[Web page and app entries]
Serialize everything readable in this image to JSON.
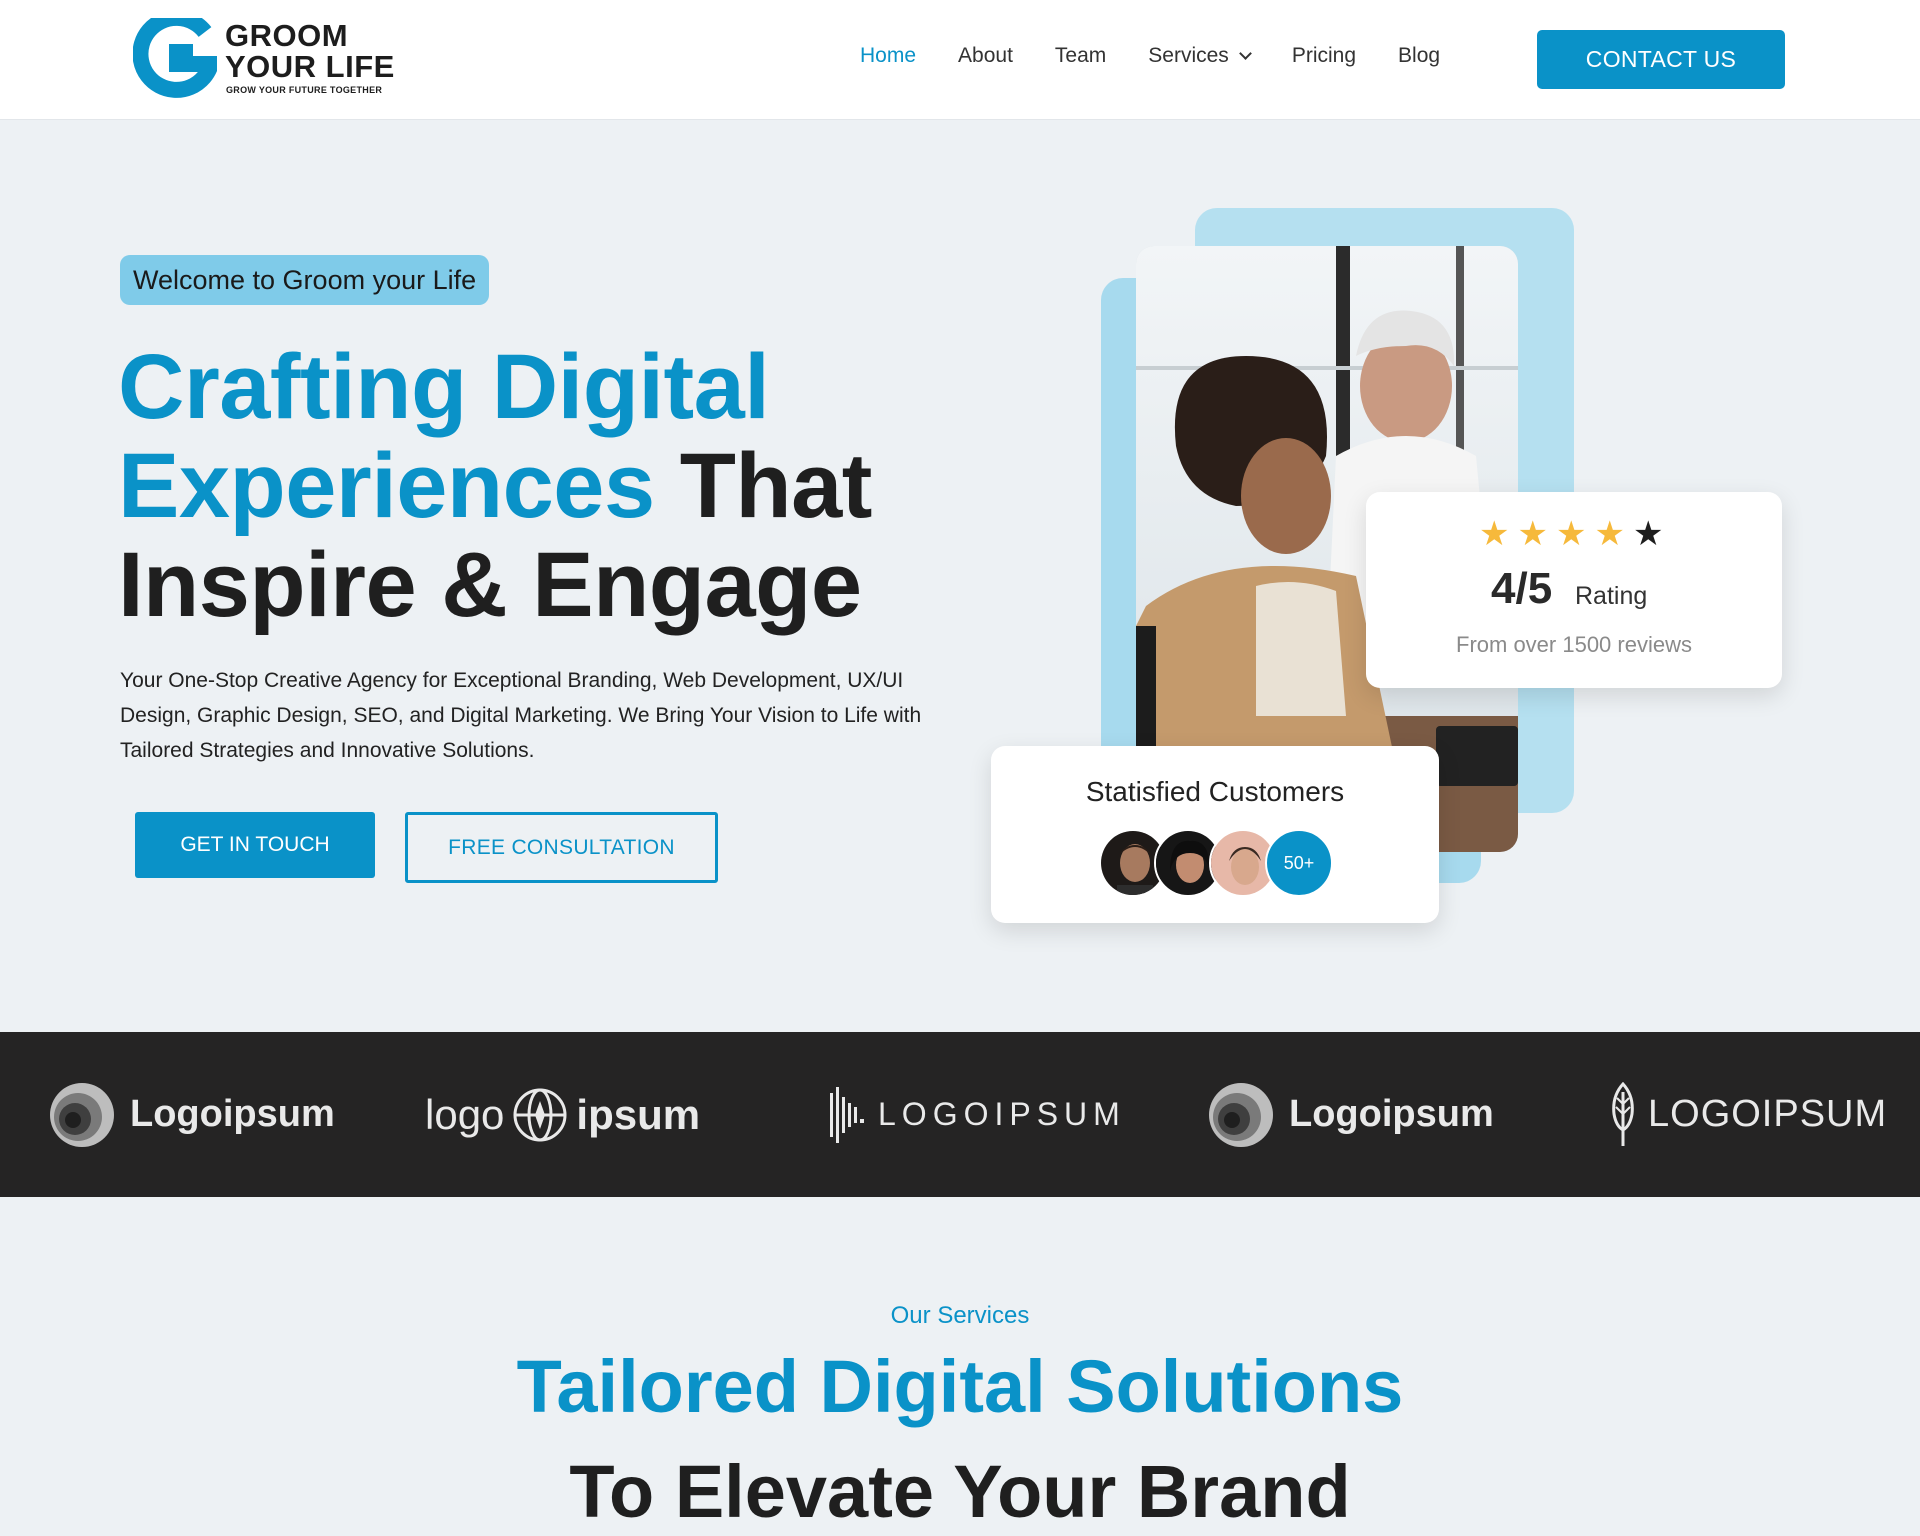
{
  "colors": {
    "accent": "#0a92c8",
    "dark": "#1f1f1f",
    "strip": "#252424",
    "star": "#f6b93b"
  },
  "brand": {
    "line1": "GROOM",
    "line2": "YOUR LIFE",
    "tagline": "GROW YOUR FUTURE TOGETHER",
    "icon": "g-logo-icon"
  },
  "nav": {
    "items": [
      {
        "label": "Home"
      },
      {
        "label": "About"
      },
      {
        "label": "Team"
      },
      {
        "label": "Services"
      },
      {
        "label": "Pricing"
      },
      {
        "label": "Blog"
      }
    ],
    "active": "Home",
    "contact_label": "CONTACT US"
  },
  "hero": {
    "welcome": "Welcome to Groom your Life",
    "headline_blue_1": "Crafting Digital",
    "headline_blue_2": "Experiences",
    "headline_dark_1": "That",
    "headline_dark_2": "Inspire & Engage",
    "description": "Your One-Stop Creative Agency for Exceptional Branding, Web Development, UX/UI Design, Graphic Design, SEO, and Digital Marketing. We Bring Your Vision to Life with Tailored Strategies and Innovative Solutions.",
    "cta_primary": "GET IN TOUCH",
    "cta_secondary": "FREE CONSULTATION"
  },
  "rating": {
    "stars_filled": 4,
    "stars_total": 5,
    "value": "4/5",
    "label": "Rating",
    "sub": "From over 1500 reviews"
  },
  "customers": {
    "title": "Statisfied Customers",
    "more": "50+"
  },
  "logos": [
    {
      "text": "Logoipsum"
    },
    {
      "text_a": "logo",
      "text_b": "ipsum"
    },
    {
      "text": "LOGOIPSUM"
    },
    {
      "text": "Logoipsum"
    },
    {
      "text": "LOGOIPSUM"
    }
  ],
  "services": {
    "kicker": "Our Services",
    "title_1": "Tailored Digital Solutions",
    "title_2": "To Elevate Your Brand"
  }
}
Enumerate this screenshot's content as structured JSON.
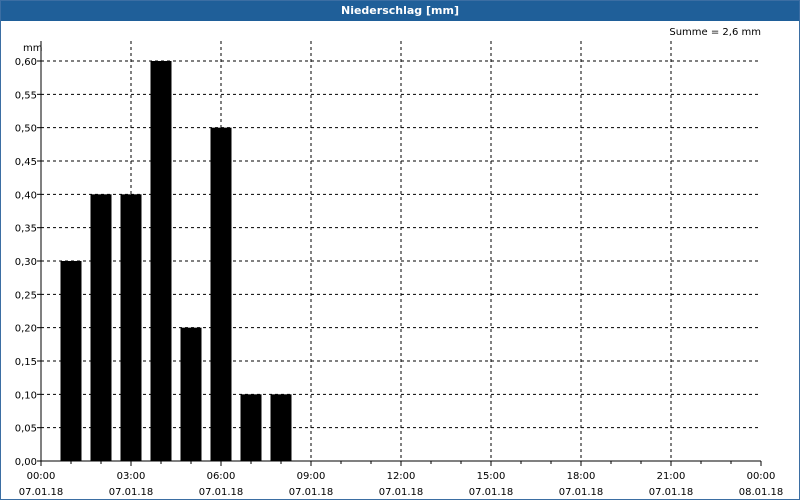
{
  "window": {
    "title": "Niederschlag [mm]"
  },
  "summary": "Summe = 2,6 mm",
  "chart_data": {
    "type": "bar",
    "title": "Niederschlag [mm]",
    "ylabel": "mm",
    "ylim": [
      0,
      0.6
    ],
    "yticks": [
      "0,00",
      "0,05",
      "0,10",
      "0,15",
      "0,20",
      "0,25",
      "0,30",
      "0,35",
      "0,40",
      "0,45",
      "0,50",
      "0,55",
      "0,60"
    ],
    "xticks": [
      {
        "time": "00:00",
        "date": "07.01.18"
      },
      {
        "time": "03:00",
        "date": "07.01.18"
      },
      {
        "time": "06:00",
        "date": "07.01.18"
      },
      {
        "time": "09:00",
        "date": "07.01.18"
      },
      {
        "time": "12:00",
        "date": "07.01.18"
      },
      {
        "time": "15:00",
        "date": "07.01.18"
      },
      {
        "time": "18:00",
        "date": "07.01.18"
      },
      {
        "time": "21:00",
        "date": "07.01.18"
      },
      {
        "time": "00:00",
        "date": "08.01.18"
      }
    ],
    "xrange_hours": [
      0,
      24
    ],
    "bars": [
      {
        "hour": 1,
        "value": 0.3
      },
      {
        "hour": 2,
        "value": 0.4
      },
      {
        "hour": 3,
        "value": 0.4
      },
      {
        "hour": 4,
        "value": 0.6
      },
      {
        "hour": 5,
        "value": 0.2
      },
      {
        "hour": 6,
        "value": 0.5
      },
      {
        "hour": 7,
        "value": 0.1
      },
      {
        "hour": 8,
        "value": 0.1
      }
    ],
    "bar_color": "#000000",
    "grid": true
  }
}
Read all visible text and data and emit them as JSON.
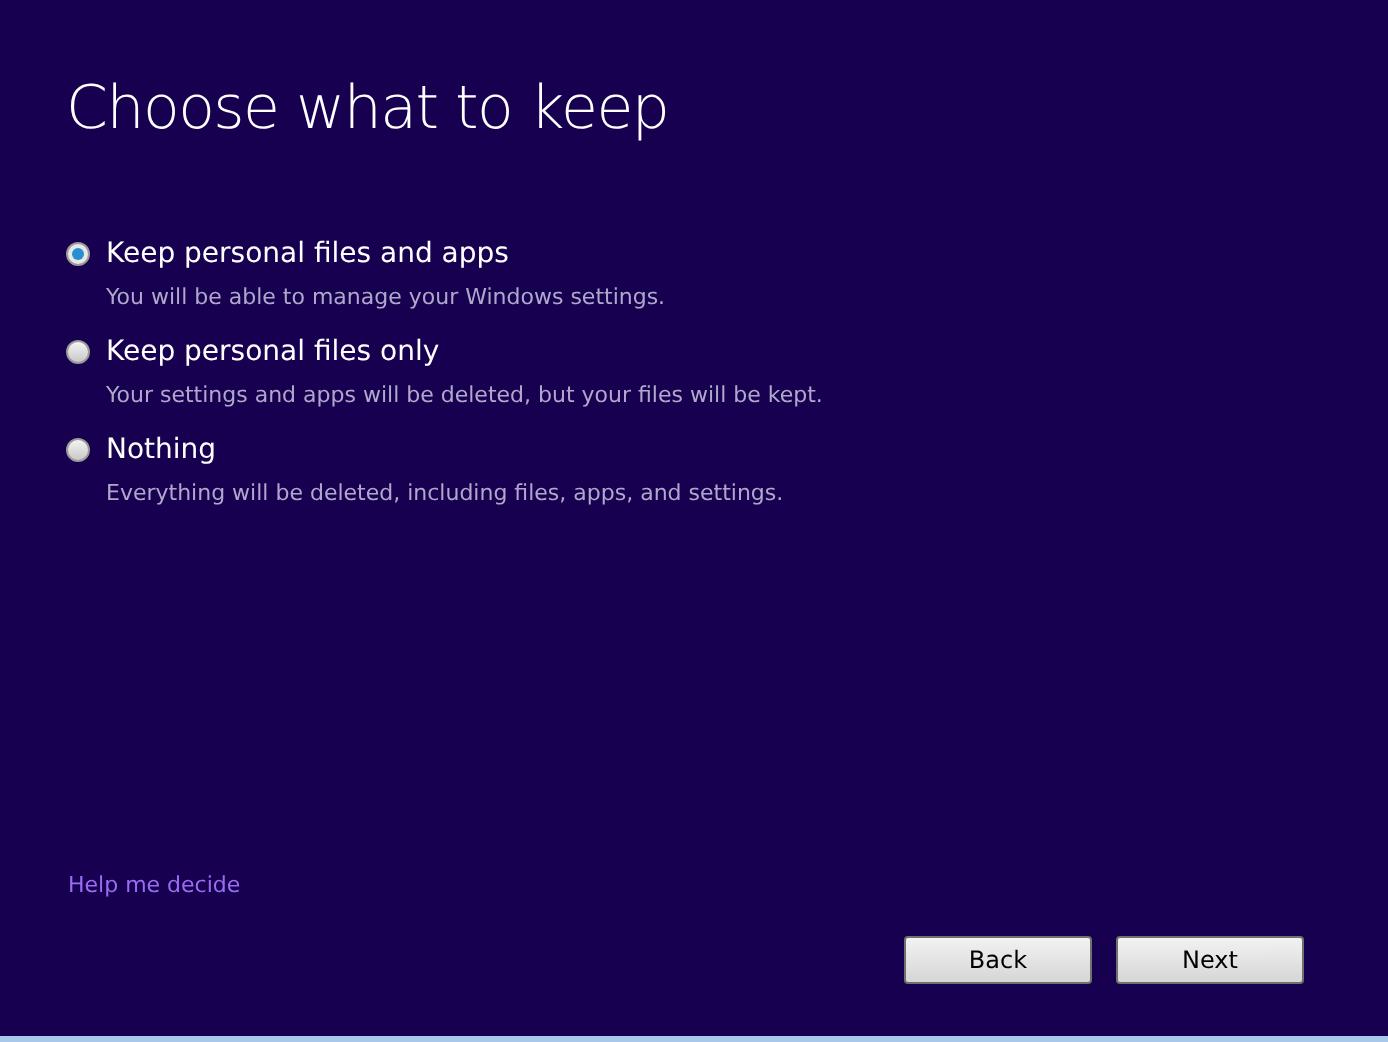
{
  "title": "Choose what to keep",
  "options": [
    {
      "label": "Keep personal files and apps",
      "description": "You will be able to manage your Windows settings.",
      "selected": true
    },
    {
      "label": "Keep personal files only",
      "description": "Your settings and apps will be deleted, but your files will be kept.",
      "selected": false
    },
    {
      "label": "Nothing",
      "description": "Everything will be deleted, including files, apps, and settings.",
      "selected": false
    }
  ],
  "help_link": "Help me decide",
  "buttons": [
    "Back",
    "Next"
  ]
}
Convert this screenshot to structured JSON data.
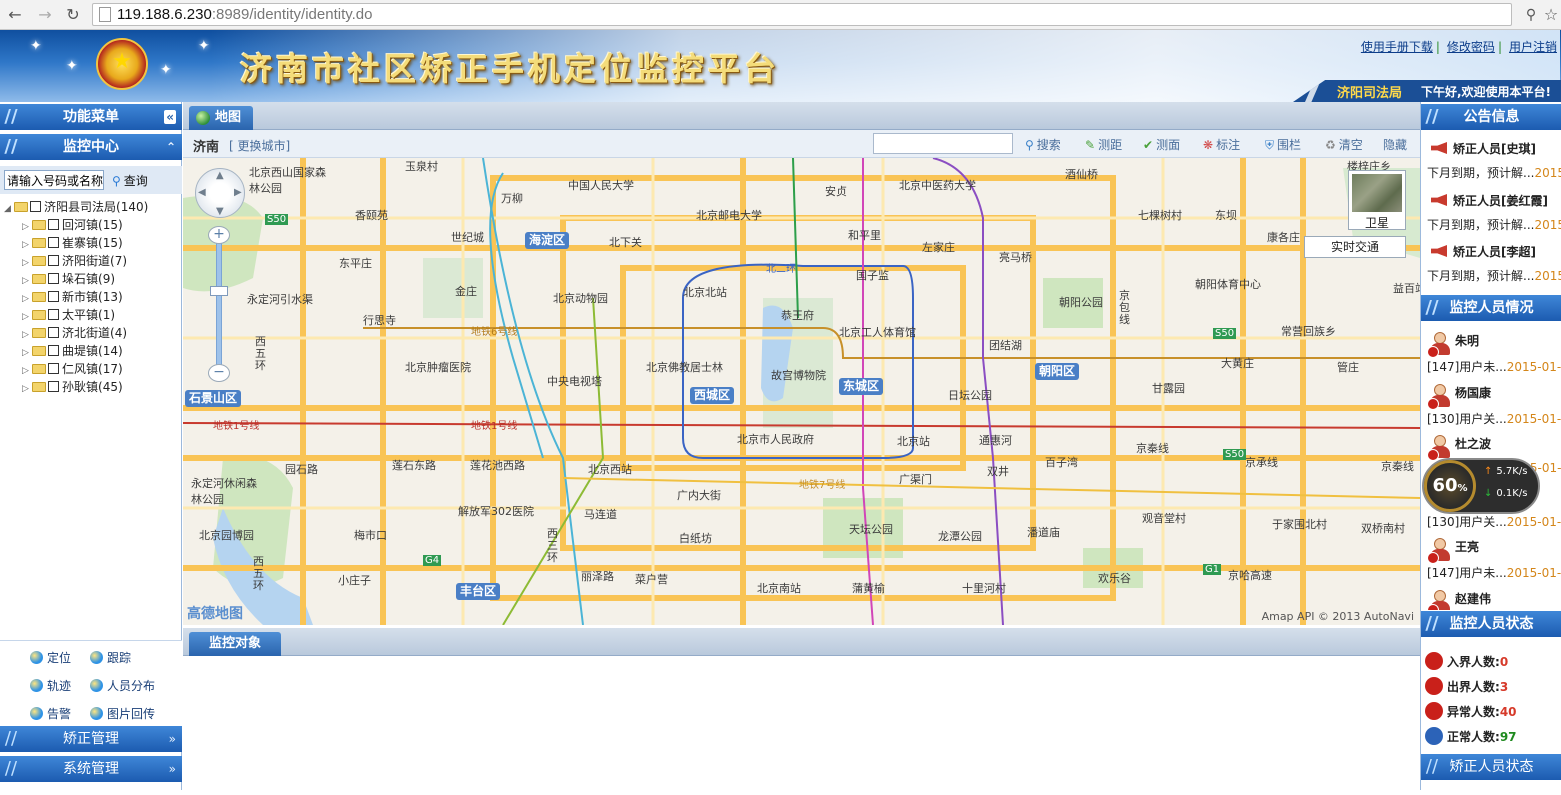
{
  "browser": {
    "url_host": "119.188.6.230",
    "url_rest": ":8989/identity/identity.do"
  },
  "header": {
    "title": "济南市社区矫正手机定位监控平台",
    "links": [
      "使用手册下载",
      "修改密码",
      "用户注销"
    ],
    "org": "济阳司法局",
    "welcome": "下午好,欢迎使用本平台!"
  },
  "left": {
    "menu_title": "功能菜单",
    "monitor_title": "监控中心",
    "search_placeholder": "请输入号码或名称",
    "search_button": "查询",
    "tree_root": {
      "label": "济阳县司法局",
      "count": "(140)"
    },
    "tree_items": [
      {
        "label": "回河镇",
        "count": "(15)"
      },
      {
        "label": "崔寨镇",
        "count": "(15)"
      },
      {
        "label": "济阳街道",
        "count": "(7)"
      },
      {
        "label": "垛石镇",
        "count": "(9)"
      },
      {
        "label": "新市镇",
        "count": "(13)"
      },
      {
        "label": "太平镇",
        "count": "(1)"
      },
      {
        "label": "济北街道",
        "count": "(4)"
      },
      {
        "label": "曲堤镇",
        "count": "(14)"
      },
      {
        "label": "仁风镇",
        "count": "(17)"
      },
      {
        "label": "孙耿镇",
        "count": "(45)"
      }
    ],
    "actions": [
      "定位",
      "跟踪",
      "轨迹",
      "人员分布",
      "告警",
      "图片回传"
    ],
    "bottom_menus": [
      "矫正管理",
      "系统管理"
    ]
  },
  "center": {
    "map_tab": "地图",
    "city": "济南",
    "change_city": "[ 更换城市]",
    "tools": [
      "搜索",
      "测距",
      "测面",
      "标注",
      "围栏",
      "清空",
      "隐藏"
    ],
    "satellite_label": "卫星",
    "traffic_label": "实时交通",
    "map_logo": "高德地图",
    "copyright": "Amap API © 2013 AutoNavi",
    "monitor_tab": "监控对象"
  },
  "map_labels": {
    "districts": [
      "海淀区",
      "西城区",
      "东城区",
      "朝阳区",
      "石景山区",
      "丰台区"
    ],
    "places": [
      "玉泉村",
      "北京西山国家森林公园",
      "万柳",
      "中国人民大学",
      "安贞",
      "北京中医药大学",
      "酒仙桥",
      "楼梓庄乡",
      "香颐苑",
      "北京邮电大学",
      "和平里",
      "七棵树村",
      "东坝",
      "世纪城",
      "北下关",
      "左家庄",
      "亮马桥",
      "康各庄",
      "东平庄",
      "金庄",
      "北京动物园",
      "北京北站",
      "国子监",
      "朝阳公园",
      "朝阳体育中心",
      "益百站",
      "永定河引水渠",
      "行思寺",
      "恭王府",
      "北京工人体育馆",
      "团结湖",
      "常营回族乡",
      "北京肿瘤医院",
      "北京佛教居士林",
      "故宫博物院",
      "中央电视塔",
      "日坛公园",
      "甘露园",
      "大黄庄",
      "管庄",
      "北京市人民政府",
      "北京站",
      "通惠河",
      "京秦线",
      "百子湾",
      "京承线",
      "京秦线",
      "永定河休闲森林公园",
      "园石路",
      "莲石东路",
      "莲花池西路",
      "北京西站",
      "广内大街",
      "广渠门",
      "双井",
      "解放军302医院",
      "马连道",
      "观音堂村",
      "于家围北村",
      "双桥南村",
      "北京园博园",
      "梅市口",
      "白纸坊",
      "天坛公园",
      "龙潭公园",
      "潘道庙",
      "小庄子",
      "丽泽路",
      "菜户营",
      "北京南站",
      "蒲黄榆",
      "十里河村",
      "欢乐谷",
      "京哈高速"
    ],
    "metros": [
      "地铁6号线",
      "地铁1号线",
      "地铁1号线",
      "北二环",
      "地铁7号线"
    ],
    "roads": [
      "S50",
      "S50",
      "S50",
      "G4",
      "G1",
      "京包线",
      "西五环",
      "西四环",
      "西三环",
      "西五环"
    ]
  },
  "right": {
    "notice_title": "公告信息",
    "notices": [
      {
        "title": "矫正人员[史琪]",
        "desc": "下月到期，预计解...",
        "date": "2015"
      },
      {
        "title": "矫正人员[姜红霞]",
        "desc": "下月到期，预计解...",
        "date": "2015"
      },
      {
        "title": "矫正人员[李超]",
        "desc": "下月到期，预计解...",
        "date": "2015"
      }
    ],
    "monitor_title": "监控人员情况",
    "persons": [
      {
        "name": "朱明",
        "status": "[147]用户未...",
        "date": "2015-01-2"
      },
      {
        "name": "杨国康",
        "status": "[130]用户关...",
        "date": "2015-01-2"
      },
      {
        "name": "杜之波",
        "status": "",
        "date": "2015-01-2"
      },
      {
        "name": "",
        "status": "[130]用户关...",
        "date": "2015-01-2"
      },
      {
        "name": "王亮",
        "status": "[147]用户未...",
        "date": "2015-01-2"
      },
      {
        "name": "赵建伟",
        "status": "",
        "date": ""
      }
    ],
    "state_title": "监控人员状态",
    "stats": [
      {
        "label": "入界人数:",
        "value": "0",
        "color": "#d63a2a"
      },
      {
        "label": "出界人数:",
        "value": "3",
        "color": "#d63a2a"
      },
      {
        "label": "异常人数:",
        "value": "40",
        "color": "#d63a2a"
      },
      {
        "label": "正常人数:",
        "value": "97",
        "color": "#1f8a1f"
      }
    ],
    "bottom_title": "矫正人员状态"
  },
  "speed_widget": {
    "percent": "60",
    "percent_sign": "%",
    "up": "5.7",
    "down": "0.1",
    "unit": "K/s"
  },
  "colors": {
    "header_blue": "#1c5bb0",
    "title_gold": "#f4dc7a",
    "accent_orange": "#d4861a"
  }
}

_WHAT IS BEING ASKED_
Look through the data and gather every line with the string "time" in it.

_EXERCISE ANSWER_
        "time": "00:00",
        "time": "03:00",
        "time": "06:00",
        "time": "09:00",
        "time": "12:00",
        "time": "15:00",
        "time": "18:00",
        "time": "21:00",
        "time": "00:00",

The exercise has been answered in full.